# What to work on
Give back every line of the material below that has the string "CNOT".

# Task material
+===+

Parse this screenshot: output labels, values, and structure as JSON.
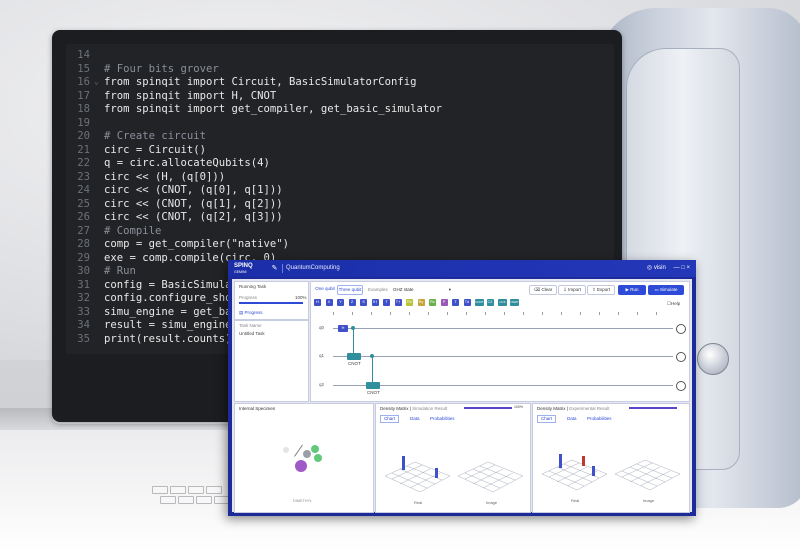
{
  "code_editor": {
    "lines": [
      {
        "n": "14",
        "text": ""
      },
      {
        "n": "15",
        "text": "# Four bits grover",
        "comment": true
      },
      {
        "n": "16",
        "text": "from spinqit import Circuit, BasicSimulatorConfig",
        "fold": true
      },
      {
        "n": "17",
        "text": "from spinqit import H, CNOT"
      },
      {
        "n": "18",
        "text": "from spinqit import get_compiler, get_basic_simulator"
      },
      {
        "n": "19",
        "text": ""
      },
      {
        "n": "20",
        "text": "# Create circuit",
        "comment": true
      },
      {
        "n": "21",
        "text": "circ = Circuit()"
      },
      {
        "n": "22",
        "text": "q = circ.allocateQubits(4)"
      },
      {
        "n": "23",
        "text": "circ << (H, (q[0]))"
      },
      {
        "n": "24",
        "text": "circ << (CNOT, (q[0], q[1]))"
      },
      {
        "n": "25",
        "text": "circ << (CNOT, (q[1], q[2]))"
      },
      {
        "n": "26",
        "text": "circ << (CNOT, (q[2], q[3]))"
      },
      {
        "n": "27",
        "text": "# Compile",
        "comment": true
      },
      {
        "n": "28",
        "text": "comp = get_compiler(\"native\")"
      },
      {
        "n": "29",
        "text": "exe = comp.compile(circ, 0)"
      },
      {
        "n": "30",
        "text": "# Run",
        "comment": true
      },
      {
        "n": "31",
        "text": "config = BasicSimulator"
      },
      {
        "n": "32",
        "text": "config.configure_shots"
      },
      {
        "n": "33",
        "text": "simu_engine = get_basic"
      },
      {
        "n": "34",
        "text": "result = simu_engine.ex"
      },
      {
        "n": "35",
        "text": "print(result.counts) #"
      }
    ]
  },
  "app": {
    "logo": "SPINQ",
    "logo_sub": "GEMINI",
    "title": "QuantumComputing",
    "user": "visin",
    "window_controls": "— □ ×",
    "sidebar": {
      "running_task": "Running Task",
      "progress_label": "Progress",
      "progress_value": "100%",
      "progress_fraction": 1.0,
      "progress_link": "Progress",
      "task_name_label": "Task Name",
      "task_name_value": "Untitled Task"
    },
    "toolbar": {
      "mode_one": "One qubit",
      "mode_three": "Three qubit",
      "examples_label": "Examples",
      "examples_value": "GHZ state",
      "clear": "Clear",
      "import": "Import",
      "export": "Export",
      "run": "Run",
      "simulate": "Simulate",
      "help": "Help"
    },
    "gates": [
      {
        "label": "H",
        "color": "#3f51c9"
      },
      {
        "label": "X",
        "color": "#3f51c9"
      },
      {
        "label": "Y",
        "color": "#3f51c9"
      },
      {
        "label": "Z",
        "color": "#3f51c9"
      },
      {
        "label": "S",
        "color": "#3f51c9"
      },
      {
        "label": "S†",
        "color": "#3f51c9"
      },
      {
        "label": "T",
        "color": "#3f51c9"
      },
      {
        "label": "T†",
        "color": "#3f51c9"
      },
      {
        "label": "Rx",
        "color": "#b7c43a"
      },
      {
        "label": "Ry",
        "color": "#c9a23a"
      },
      {
        "label": "Rz",
        "color": "#6ab04c"
      },
      {
        "label": "P",
        "color": "#9b59b6"
      },
      {
        "label": "T",
        "color": "#3f51c9"
      },
      {
        "label": "Td",
        "color": "#3f51c9"
      },
      {
        "label": "CNOT",
        "color": "#2f8f9d"
      },
      {
        "label": "CZ",
        "color": "#2f8f9d"
      },
      {
        "label": "CCX",
        "color": "#2f8f9d"
      },
      {
        "label": "CSWP",
        "color": "#2f8f9d"
      }
    ],
    "circuit": {
      "qubits": [
        "q0",
        "q1",
        "q2"
      ],
      "h_gate": "H",
      "cnot_1": "CNOT",
      "cnot_2": "CNOT"
    },
    "panels": {
      "specimen_title": "Internal Specimen",
      "specimen_caption": "DIMETHYL",
      "sim_title": "Density Matrix",
      "sim_subtitle": "Simulation Result",
      "exp_title": "Density Matrix",
      "exp_subtitle": "Experimental Result",
      "tab_chart": "Chart",
      "tab_data": "Data",
      "tab_probabilities": "Probabilities",
      "real_label": "Real",
      "imag_label": "Image",
      "panel_progress": "100%"
    }
  }
}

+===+

# Your solution
        "text": "from spinqit import H, CNOT"
        "text": "circ << (CNOT, (q[0], q[1]))"
        "text": "circ << (CNOT, (q[1], q[2]))"
        "text": "circ << (CNOT, (q[2], q[3]))"
        "label": "CNOT",
      "cnot_1": "CNOT",
      "cnot_2": "CNOT"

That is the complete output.